**EXERCISE PROMPT**. Go over the records and copy every line with the string "name".

**INPUT DATA**.
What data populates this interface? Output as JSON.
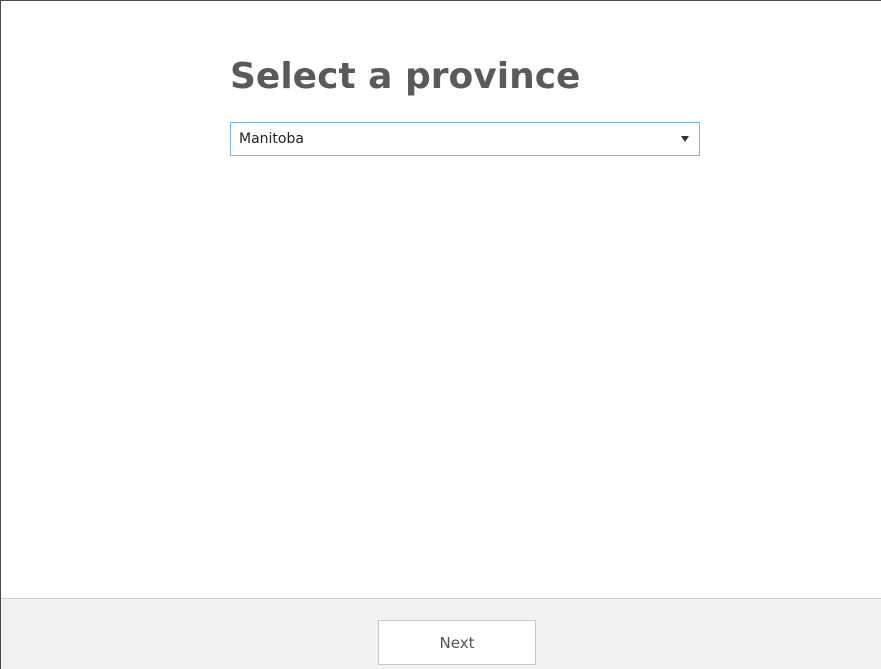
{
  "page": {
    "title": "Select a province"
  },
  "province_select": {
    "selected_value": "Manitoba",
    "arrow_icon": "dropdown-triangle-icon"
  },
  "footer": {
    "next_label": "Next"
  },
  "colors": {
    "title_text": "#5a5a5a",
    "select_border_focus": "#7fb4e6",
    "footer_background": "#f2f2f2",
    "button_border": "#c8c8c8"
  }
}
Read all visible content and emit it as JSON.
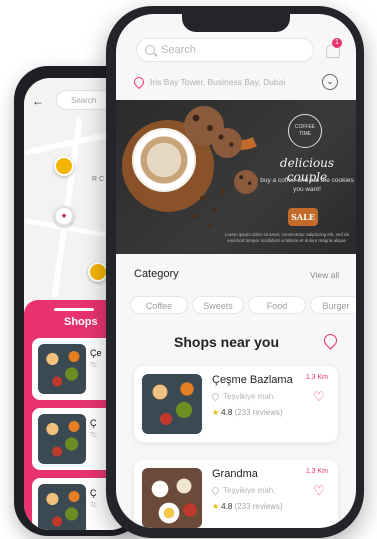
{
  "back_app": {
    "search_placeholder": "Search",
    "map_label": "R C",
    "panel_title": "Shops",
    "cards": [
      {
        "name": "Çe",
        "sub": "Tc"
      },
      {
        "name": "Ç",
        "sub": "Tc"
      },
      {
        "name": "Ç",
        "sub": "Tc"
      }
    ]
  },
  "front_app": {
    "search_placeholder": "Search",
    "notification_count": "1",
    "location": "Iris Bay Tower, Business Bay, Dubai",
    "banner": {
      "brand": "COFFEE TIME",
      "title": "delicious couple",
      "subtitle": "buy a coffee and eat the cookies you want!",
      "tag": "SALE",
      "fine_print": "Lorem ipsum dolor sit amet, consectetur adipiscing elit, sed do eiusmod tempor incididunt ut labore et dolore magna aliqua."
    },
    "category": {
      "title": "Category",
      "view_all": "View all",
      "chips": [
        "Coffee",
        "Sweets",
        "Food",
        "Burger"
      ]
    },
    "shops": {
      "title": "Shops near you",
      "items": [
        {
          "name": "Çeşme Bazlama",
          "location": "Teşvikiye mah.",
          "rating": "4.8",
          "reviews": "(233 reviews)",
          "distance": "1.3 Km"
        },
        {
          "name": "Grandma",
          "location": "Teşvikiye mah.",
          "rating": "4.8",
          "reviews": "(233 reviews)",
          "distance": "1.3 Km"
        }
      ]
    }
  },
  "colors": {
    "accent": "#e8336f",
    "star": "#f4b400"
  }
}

**SOLUTION TO THIS EXERCISE**.
        "name": "Çe",
        "name": "Ç",
        "name": "Ç",
          "name": "Çeşme Bazlama",
          "name": "Grandma",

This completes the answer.